*Aim of the exercise:*
Your answer must be every line of the data below that holds the string "Cozy", copied exactly.

********

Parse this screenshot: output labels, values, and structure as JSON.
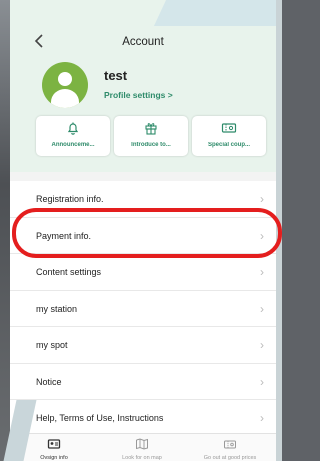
{
  "header": {
    "back_icon": "chevron-left-icon",
    "title": "Account"
  },
  "profile": {
    "username": "test",
    "settings_link": "Profile settings >"
  },
  "cards": [
    {
      "icon": "bell-icon",
      "label": "Announceme..."
    },
    {
      "icon": "gift-icon",
      "label": "Introduce to..."
    },
    {
      "icon": "coupon-icon",
      "label": "Special coup..."
    }
  ],
  "menu": [
    {
      "label": "Registration info."
    },
    {
      "label": "Payment info."
    },
    {
      "label": "Content settings"
    },
    {
      "label": "my station"
    },
    {
      "label": "my spot"
    },
    {
      "label": "Notice"
    },
    {
      "label": "Help, Terms of Use, Instructions"
    }
  ],
  "tabs": [
    {
      "icon": "user-card-icon",
      "label": "Ovsign info",
      "active": true
    },
    {
      "icon": "map-icon",
      "label": "Look for on map",
      "active": false
    },
    {
      "icon": "ticket-icon",
      "label": "Go out at good prices",
      "active": false
    }
  ],
  "colors": {
    "accent": "#2e8b6a",
    "highlight": "#e41e1e",
    "header_bg": "#e8f3ec",
    "avatar": "#7cb342"
  }
}
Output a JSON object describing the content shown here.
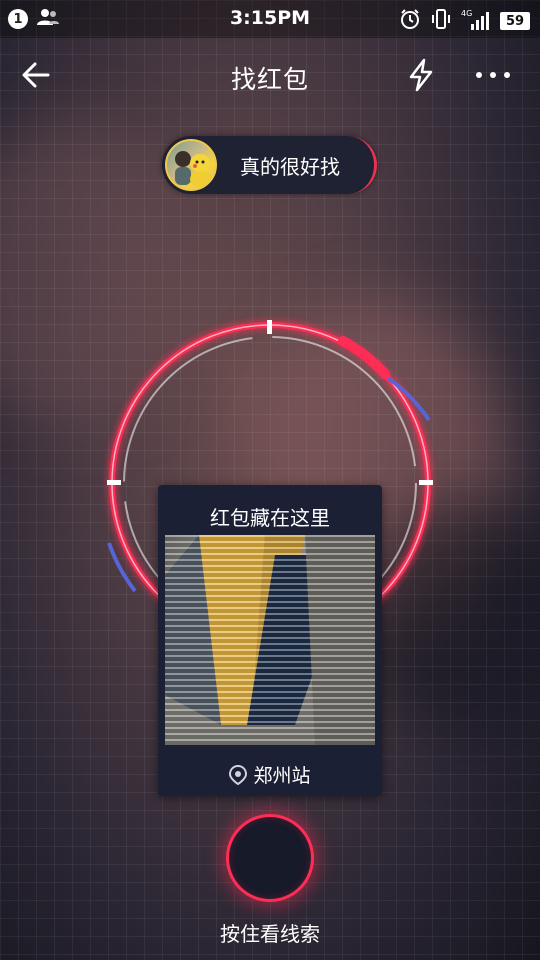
{
  "status_bar": {
    "notification_count": "1",
    "time": "3:15PM",
    "network_type": "4G",
    "battery": "59"
  },
  "nav": {
    "title": "找红包"
  },
  "user": {
    "hint": "真的很好找"
  },
  "clue_card": {
    "title": "红包藏在这里",
    "location": "郑州站"
  },
  "hold_button": {
    "label": "按住看线索"
  },
  "colors": {
    "accent_red": "#ff2d55",
    "accent_blue": "#5a63d6",
    "card_bg": "#1b2034"
  }
}
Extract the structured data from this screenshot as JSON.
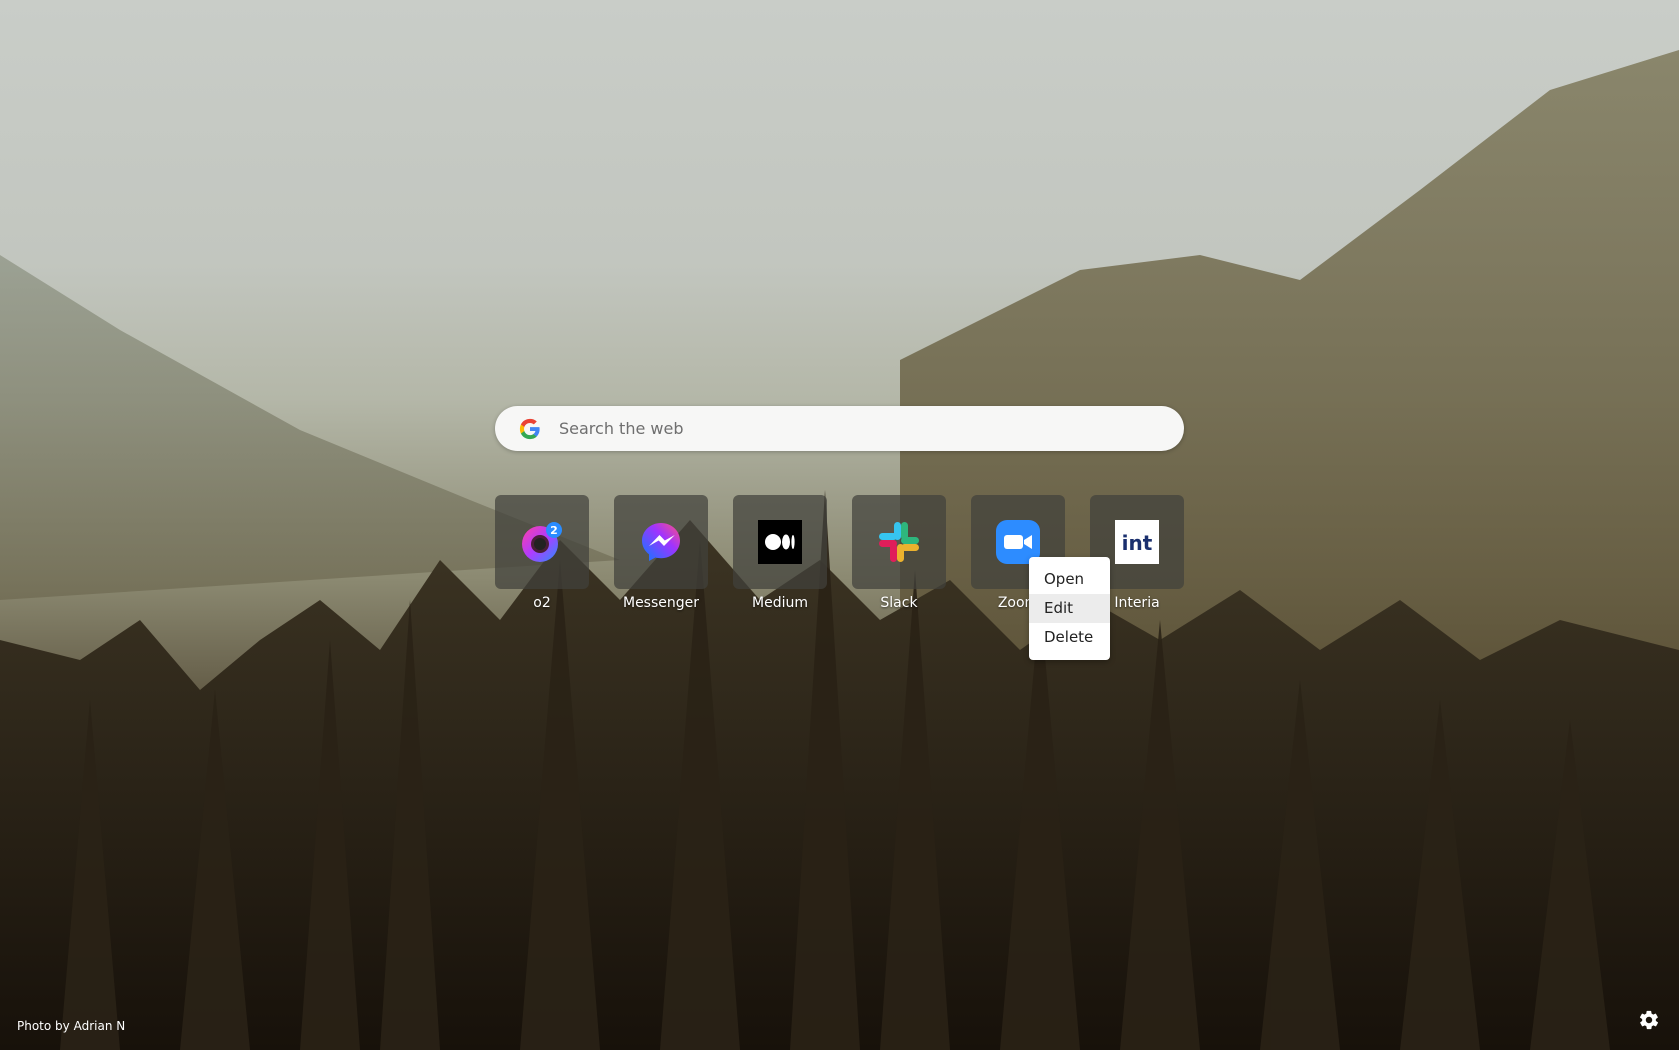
{
  "search": {
    "placeholder": "Search the web"
  },
  "shortcuts": [
    {
      "label": "o2",
      "icon": "o2-icon",
      "badge": "2"
    },
    {
      "label": "Messenger",
      "icon": "messenger-icon"
    },
    {
      "label": "Medium",
      "icon": "medium-icon"
    },
    {
      "label": "Slack",
      "icon": "slack-icon"
    },
    {
      "label": "Zoom",
      "icon": "zoom-icon"
    },
    {
      "label": "Interia",
      "icon": "interia-icon",
      "icon_text": "int"
    }
  ],
  "context_menu": {
    "items": [
      "Open",
      "Edit",
      "Delete"
    ],
    "highlighted": "Edit"
  },
  "footer": {
    "photo_credit": "Photo by Adrian N"
  },
  "colors": {
    "zoom_blue": "#2d8cff",
    "interia_navy": "#1a2f6e",
    "messenger_gradient": [
      "#0a7cff",
      "#a033ff",
      "#ff5280"
    ]
  }
}
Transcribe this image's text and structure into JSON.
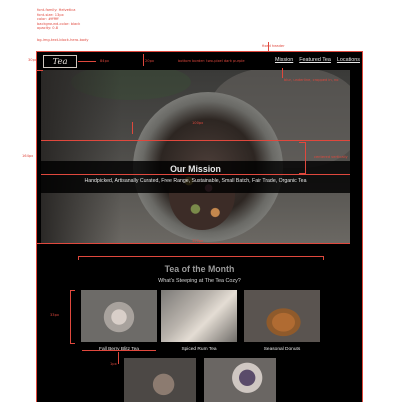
{
  "spec_notes": [
    "font-family: Helvetica",
    "font-size: 13px",
    "color: #ffffff",
    "background-color: black",
    "opacity: 0.8"
  ],
  "spec_css": "bg-img-text-block-hero-body",
  "annotations": {
    "fixed_header": "fixed header",
    "h_30px": "30px",
    "h_20px": "20px",
    "w_84px": "84px",
    "bottom_border": "bottom border: two-pixel dark purple",
    "blur_link": "blur, underline, cropped in, no",
    "h_164px": "164px",
    "centered_vertically": "centered vertically",
    "w_320px": "320px",
    "h_100px": "100px",
    "h_33px": "33px",
    "h_1px": "1px"
  },
  "header": {
    "logo": "Tea Cozy",
    "nav": [
      "Mission",
      "Featured Tea",
      "Locations"
    ]
  },
  "hero": {
    "title": "Our Mission",
    "text": "Handpicked, Artisanally Curated, Free Range, Sustainable, Small Batch, Fair Trade, Organic Tea"
  },
  "month": {
    "title": "Tea of the Month",
    "subtitle": "What's Steeping at The Tea Cozy?"
  },
  "teas": [
    {
      "name": "Fall Berry Blitz Tea"
    },
    {
      "name": "Spiced Rum Tea"
    },
    {
      "name": "Seasonal Donuts"
    }
  ],
  "colors": {
    "page_bg": "#000000",
    "annotation": "#e0483d",
    "text": "#ffffff"
  }
}
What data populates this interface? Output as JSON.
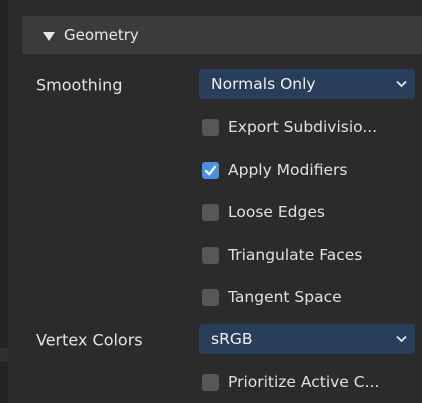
{
  "panel": {
    "title": "Geometry",
    "expand_icon": "triangle-down-icon"
  },
  "smoothing": {
    "label": "Smoothing",
    "value": "Normals Only",
    "accent": "#283e5b"
  },
  "checkboxes": [
    {
      "label": "Export Subdivisio...",
      "checked": false
    },
    {
      "label": "Apply Modifiers",
      "checked": true
    },
    {
      "label": "Loose Edges",
      "checked": false
    },
    {
      "label": "Triangulate Faces",
      "checked": false
    },
    {
      "label": "Tangent Space",
      "checked": false
    }
  ],
  "vertex_colors": {
    "label": "Vertex Colors",
    "value": "sRGB"
  },
  "checkboxes_bottom": [
    {
      "label": "Prioritize Active C...",
      "checked": false
    }
  ],
  "colors": {
    "background": "#2b2b2b",
    "header": "#3b3b3b",
    "checkbox_on": "#4a90e2",
    "checkbox_off": "#575757"
  }
}
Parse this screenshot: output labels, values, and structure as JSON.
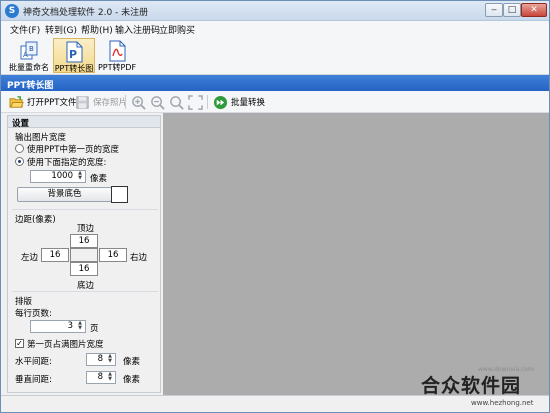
{
  "window": {
    "title": "神奇文档处理软件 2.0 - 未注册",
    "controls": {
      "minimize": "‒",
      "maximize": "□",
      "close": "✕"
    }
  },
  "menu": [
    {
      "label": "文件(F)"
    },
    {
      "label": "转到(G)"
    },
    {
      "label": "帮助(H)"
    },
    {
      "label": "输入注册码"
    },
    {
      "label": "立即购买"
    }
  ],
  "ribbon": [
    {
      "label": "批量重命名",
      "icon": "rename-icon",
      "active": false
    },
    {
      "label": "PPT转长图",
      "icon": "ppt-icon",
      "active": true
    },
    {
      "label": "PPT转PDF",
      "icon": "pdf-icon",
      "active": false
    }
  ],
  "section_title": "PPT转长图",
  "toolbar": {
    "open": "打开PPT文件",
    "save": "保存照片",
    "batch": "批量转换"
  },
  "panel": {
    "header": "设置",
    "output_width": {
      "title": "输出图片宽度",
      "option1": "使用PPT中第一页的宽度",
      "option2": "使用下面指定的宽度:",
      "selected": 2,
      "width_value": "1000",
      "unit": "像素",
      "bg_button": "背景底色",
      "bg_color": "#ffffff"
    },
    "margins": {
      "title": "边距(像素)",
      "top_label": "顶边",
      "bottom_label": "底边",
      "left_label": "左边",
      "right_label": "右边",
      "top": "16",
      "bottom": "16",
      "left": "16",
      "right": "16"
    },
    "layout": {
      "title": "排版",
      "per_row_label": "每行页数:",
      "per_row_value": "3",
      "per_row_unit": "页",
      "first_page_label": "第一页占满图片宽度",
      "first_page_checked": true,
      "h_gap_label": "水平间距:",
      "h_gap_value": "8",
      "v_gap_label": "垂直间距:",
      "v_gap_value": "8",
      "gap_unit": "像素"
    }
  },
  "watermark": {
    "faint": "www.downxia.com",
    "brand": "合众软件园",
    "url": "www.hezhong.net"
  }
}
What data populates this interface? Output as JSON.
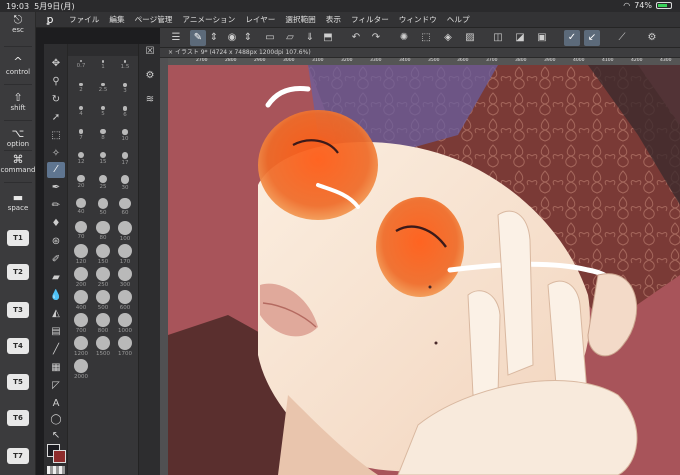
{
  "status": {
    "time": "19:03",
    "date": "5月9日(月)",
    "battery": "74%",
    "battery_level": 0.74
  },
  "modifiers": {
    "esc": "esc",
    "control": "control",
    "shift": "shift",
    "option": "option",
    "command": "command",
    "space": "space",
    "t_keys": [
      "T1",
      "T2",
      "T3",
      "T4",
      "T5",
      "T6",
      "T7"
    ]
  },
  "menu": [
    "ファイル",
    "編集",
    "ページ管理",
    "アニメーション",
    "レイヤー",
    "選択範囲",
    "表示",
    "フィルター",
    "ウィンドウ",
    "ヘルプ"
  ],
  "document": {
    "tab_title": "イラスト 9* (4724 x 7488px 1200dpi 107.6%)"
  },
  "ruler_ticks": [
    "2700",
    "2800",
    "2900",
    "3000",
    "3100",
    "3200",
    "3300",
    "3400",
    "3500",
    "3600",
    "3700",
    "3800",
    "3900",
    "4000",
    "4100",
    "4200",
    "4300"
  ],
  "brush_sizes": [
    "0.7",
    "1",
    "1.5",
    "2",
    "2.5",
    "3",
    "4",
    "5",
    "6",
    "7",
    "8",
    "10",
    "12",
    "15",
    "17",
    "20",
    "25",
    "30",
    "40",
    "50",
    "60",
    "70",
    "80",
    "100",
    "120",
    "150",
    "170",
    "200",
    "250",
    "300",
    "400",
    "500",
    "600",
    "700",
    "800",
    "1000",
    "1200",
    "1500",
    "1700",
    "2000"
  ],
  "colors": {
    "main": "#1b1b20",
    "sub": "#8e2c2c",
    "canvas_bg": "#a8545a",
    "lens": "#ff6a1a"
  }
}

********

*Solution to the problem:*
    "logo": "Tea Cozy",
    "subtitle": "What's Steeping at The Tea Cozy?"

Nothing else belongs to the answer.